### Data for review
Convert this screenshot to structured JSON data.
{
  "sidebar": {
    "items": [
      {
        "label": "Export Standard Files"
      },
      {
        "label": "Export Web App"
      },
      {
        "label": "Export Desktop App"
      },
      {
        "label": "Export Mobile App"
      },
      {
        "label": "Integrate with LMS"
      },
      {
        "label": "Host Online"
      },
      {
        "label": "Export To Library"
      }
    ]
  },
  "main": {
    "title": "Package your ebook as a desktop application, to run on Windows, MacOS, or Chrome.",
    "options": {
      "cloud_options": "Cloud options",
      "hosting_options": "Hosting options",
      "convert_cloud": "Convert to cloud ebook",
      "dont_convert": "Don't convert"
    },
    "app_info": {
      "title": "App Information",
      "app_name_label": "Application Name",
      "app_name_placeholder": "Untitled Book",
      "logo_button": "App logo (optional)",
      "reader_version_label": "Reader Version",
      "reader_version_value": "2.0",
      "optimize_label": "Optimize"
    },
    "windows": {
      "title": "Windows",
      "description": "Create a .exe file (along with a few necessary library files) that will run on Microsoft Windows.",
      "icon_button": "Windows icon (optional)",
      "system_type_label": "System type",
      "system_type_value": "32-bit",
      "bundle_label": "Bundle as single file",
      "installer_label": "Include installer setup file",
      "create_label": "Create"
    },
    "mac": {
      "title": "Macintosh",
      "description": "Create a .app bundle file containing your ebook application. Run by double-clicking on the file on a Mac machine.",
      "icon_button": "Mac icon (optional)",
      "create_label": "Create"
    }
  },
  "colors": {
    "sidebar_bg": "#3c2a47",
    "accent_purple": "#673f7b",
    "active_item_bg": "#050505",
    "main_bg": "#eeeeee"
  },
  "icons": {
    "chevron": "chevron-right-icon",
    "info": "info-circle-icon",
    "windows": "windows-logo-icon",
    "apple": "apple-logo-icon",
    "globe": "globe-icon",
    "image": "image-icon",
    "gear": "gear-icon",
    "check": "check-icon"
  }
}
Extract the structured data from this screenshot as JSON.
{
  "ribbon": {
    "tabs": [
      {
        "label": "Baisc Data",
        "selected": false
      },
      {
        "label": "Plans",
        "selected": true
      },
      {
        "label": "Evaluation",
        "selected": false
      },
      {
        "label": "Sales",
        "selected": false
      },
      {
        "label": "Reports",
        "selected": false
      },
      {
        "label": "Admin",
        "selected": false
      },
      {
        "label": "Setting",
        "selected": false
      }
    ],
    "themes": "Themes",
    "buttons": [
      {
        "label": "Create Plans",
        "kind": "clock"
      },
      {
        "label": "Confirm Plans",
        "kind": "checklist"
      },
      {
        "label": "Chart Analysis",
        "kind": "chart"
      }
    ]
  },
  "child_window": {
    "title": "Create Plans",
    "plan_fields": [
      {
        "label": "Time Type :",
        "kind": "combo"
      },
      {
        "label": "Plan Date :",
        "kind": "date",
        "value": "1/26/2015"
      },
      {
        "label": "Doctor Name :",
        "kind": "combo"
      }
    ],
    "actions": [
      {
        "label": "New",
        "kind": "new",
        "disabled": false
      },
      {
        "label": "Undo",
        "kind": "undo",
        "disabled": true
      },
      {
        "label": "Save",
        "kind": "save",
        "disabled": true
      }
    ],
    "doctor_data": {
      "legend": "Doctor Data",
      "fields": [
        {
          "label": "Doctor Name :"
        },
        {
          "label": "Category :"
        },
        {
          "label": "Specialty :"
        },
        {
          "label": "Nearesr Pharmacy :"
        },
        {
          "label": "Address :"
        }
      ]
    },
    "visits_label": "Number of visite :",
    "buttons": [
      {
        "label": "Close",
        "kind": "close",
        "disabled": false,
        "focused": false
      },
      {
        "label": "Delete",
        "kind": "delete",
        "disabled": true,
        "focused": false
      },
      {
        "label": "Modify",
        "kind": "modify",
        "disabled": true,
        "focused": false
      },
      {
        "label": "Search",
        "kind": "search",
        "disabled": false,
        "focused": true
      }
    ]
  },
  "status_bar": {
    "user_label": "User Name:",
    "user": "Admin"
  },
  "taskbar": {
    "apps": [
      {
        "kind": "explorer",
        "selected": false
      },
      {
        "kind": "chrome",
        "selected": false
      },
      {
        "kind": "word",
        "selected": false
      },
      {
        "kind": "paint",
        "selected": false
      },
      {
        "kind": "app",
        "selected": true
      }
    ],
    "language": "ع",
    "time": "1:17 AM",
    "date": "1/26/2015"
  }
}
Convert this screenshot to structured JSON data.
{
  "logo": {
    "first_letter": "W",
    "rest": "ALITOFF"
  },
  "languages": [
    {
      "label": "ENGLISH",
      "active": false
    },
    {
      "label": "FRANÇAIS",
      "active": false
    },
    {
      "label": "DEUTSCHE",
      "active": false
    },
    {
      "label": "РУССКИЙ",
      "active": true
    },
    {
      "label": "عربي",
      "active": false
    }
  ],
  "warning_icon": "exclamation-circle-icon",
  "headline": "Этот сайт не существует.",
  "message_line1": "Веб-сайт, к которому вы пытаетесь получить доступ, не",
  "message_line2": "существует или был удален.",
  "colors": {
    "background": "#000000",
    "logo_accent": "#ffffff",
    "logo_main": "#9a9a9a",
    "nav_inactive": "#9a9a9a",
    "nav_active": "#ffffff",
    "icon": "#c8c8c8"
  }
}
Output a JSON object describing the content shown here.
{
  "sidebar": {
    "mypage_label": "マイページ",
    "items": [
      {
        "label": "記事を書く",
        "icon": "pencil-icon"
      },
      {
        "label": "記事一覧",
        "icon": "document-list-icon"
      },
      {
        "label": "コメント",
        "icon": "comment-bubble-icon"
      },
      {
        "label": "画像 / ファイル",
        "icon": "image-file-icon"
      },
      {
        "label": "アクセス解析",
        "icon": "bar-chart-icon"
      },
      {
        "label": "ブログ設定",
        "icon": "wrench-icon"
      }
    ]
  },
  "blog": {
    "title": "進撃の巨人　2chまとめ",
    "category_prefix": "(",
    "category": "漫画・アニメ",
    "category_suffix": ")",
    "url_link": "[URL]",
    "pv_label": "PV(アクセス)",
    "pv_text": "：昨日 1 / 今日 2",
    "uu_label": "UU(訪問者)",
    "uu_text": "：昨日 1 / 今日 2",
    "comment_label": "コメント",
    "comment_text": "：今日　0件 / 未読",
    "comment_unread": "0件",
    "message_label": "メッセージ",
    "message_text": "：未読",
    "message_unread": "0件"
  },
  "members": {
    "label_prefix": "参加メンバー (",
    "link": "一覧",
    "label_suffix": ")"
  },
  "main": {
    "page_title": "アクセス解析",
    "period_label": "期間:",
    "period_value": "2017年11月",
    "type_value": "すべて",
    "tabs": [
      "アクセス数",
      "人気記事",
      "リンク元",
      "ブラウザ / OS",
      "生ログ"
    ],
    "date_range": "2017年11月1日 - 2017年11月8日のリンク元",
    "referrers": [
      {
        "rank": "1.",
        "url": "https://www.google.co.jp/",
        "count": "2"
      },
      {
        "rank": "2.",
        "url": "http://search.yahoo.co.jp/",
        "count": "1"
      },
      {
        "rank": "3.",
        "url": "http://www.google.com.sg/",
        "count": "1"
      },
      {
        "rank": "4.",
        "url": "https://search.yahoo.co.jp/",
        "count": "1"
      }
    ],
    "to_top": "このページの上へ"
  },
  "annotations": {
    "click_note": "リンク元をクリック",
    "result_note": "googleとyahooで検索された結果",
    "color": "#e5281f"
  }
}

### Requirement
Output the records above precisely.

### Worked solution
Convert this screenshot to structured JSON data.
{
  "sidebar": {
    "items": [
      {
        "label": "Export Standard Files"
      },
      {
        "label": "Export Web App"
      },
      {
        "label": "Export Desktop App"
      },
      {
        "label": "Export Mobile App"
      },
      {
        "label": "Integrate with LMS"
      },
      {
        "label": "Host Online"
      },
      {
        "label": "Export To Library"
      }
    ]
  },
  "main": {
    "title": "Package your ebook as a desktop application, to run on Windows, MacOS, or Chrome.",
    "options": {
      "cloud_options": "Cloud options",
      "hosting_options": "Hosting options",
      "convert_cloud": "Convert to cloud ebook",
      "dont_convert": "Don't convert"
    },
    "app_info": {
      "title": "App Information",
      "app_name_label": "Application Name",
      "app_name_placeholder": "Untitled Book",
      "logo_button": "App logo (optional)",
      "reader_version_label": "Reader Version",
      "reader_version_value": "2.0",
      "optimize_label": "Optimize"
    },
    "windows": {
      "title": "Windows",
      "description": "Create a .exe file (along with a few necessary library files) that will run on Microsoft Windows.",
      "icon_button": "Windows icon (optional)",
      "system_type_label": "System type",
      "system_type_value": "32-bit",
      "bundle_label": "Bundle as single file",
      "installer_label": "Include installer setup file",
      "create_label": "Create"
    },
    "mac": {
      "title": "Macintosh",
      "description": "Create a .app bundle file containing your ebook application. Run by double-clicking on the file on a Mac machine.",
      "icon_button": "Mac icon (optional)",
      "create_label": "Create"
    }
  },
  "colors": {
    "sidebar_bg": "#3c2a47",
    "accent_purple": "#673f7b",
    "active_item_bg": "#050505",
    "main_bg": "#eeeeee"
  },
  "icons": {
    "chevron": "chevron-right-icon",
    "info": "info-circle-icon",
    "windows": "windows-logo-icon",
    "apple": "apple-logo-icon",
    "globe": "globe-icon",
    "image": "image-icon",
    "gear": "gear-icon",
    "check": "check-icon"
  }
}
Extract the structured data from this screenshot as JSON.
{
  "ribbon": {
    "tabs": [
      {
        "label": "Baisc Data",
        "selected": false
      },
      {
        "label": "Plans",
        "selected": true
      },
      {
        "label": "Evaluation",
        "selected": false
      },
      {
        "label": "Sales",
        "selected": false
      },
      {
        "label": "Reports",
        "selected": false
      },
      {
        "label": "Admin",
        "selected": false
      },
      {
        "label": "Setting",
        "selected": false
      }
    ],
    "themes": "Themes",
    "buttons": [
      {
        "label": "Create Plans",
        "kind": "clock"
      },
      {
        "label": "Confirm Plans",
        "kind": "checklist"
      },
      {
        "label": "Chart Analysis",
        "kind": "chart"
      }
    ]
  },
  "child_window": {
    "title": "Create Plans",
    "plan_fields": [
      {
        "label": "Time Type :",
        "kind": "combo"
      },
      {
        "label": "Plan Date :",
        "kind": "date",
        "value": "1/26/2015"
      },
      {
        "label": "Doctor Name :",
        "kind": "combo"
      }
    ],
    "actions": [
      {
        "label": "New",
        "kind": "new",
        "disabled": false
      },
      {
        "label": "Undo",
        "kind": "undo",
        "disabled": true
      },
      {
        "label": "Save",
        "kind": "save",
        "disabled": true
      }
    ],
    "doctor_data": {
      "legend": "Doctor Data",
      "fields": [
        {
          "label": "Doctor Name :"
        },
        {
          "label": "Category :"
        },
        {
          "label": "Specialty :"
        },
        {
          "label": "Nearesr Pharmacy :"
        },
        {
          "label": "Address :"
        }
      ]
    },
    "visits_label": "Number of visite :",
    "buttons": [
      {
        "label": "Close",
        "kind": "close",
        "disabled": false,
        "focused": false
      },
      {
        "label": "Delete",
        "kind": "delete",
        "disabled": true,
        "focused": false
      },
      {
        "label": "Modify",
        "kind": "modify",
        "disabled": true,
        "focused": false
      },
      {
        "label": "Search",
        "kind": "search",
        "disabled": false,
        "focused": true
      }
    ]
  },
  "status_bar": {
    "user_label": "User Name:",
    "user": "Admin"
  },
  "taskbar": {
    "apps": [
      {
        "kind": "explorer",
        "selected": false
      },
      {
        "kind": "chrome",
        "selected": false
      },
      {
        "kind": "word",
        "selected": false
      },
      {
        "kind": "paint",
        "selected": false
      },
      {
        "kind": "app",
        "selected": true
      }
    ],
    "language": "ع",
    "time": "1:17 AM",
    "date": "1/26/2015"
  }
}
Convert this screenshot to structured JSON data.
{
  "logo": {
    "first_letter": "W",
    "rest": "ALITOFF"
  },
  "languages": [
    {
      "label": "ENGLISH",
      "active": false
    },
    {
      "label": "FRANÇAIS",
      "active": false
    },
    {
      "label": "DEUTSCHE",
      "active": false
    },
    {
      "label": "РУССКИЙ",
      "active": true
    },
    {
      "label": "عربي",
      "active": false
    }
  ],
  "warning_icon": "exclamation-circle-icon",
  "headline": "Этот сайт не существует.",
  "message_line1": "Веб-сайт, к которому вы пытаетесь получить доступ, не",
  "message_line2": "существует или был удален.",
  "colors": {
    "background": "#000000",
    "logo_accent": "#ffffff",
    "logo_main": "#9a9a9a",
    "nav_inactive": "#9a9a9a",
    "nav_active": "#ffffff",
    "icon": "#c8c8c8"
  }
}
Output a JSON object describing the content shown here.
{
  "sidebar": {
    "mypage_label": "マイページ",
    "items": [
      {
        "label": "記事を書く",
        "icon": "pencil-icon"
      },
      {
        "label": "記事一覧",
        "icon": "document-list-icon"
      },
      {
        "label": "コメント",
        "icon": "comment-bubble-icon"
      },
      {
        "label": "画像 / ファイル",
        "icon": "image-file-icon"
      },
      {
        "label": "アクセス解析",
        "icon": "bar-chart-icon"
      },
      {
        "label": "ブログ設定",
        "icon": "wrench-icon"
      }
    ]
  },
  "blog": {
    "title": "進撃の巨人　2chまとめ",
    "category_prefix": "(",
    "category": "漫画・アニメ",
    "category_suffix": ")",
    "url_link": "[URL]",
    "pv_label": "PV(アクセス)",
    "pv_text": "：昨日 1 / 今日 2",
    "uu_label": "UU(訪問者)",
    "uu_text": "：昨日 1 / 今日 2",
    "comment_label": "コメント",
    "comment_text": "：今日　0件 / 未読",
    "comment_unread": "0件",
    "message_label": "メッセージ",
    "message_text": "：未読",
    "message_unread": "0件"
  },
  "members": {
    "label_prefix": "参加メンバー (",
    "link": "一覧",
    "label_suffix": ")"
  },
  "main": {
    "page_title": "アクセス解析",
    "period_label": "期間:",
    "period_value": "2017年11月",
    "type_value": "すべて",
    "tabs": [
      "アクセス数",
      "人気記事",
      "リンク元",
      "ブラウザ / OS",
      "生ログ"
    ],
    "date_range": "2017年11月1日 - 2017年11月8日のリンク元",
    "referrers": [
      {
        "rank": "1.",
        "url": "https://www.google.co.jp/",
        "count": "2"
      },
      {
        "rank": "2.",
        "url": "http://search.yahoo.co.jp/",
        "count": "1"
      },
      {
        "rank": "3.",
        "url": "http://www.google.com.sg/",
        "count": "1"
      },
      {
        "rank": "4.",
        "url": "https://search.yahoo.co.jp/",
        "count": "1"
      }
    ],
    "to_top": "このページの上へ"
  },
  "annotations": {
    "click_note": "リンク元をクリック",
    "result_note": "googleとyahooで検索された結果",
    "color": "#e5281f"
  }
}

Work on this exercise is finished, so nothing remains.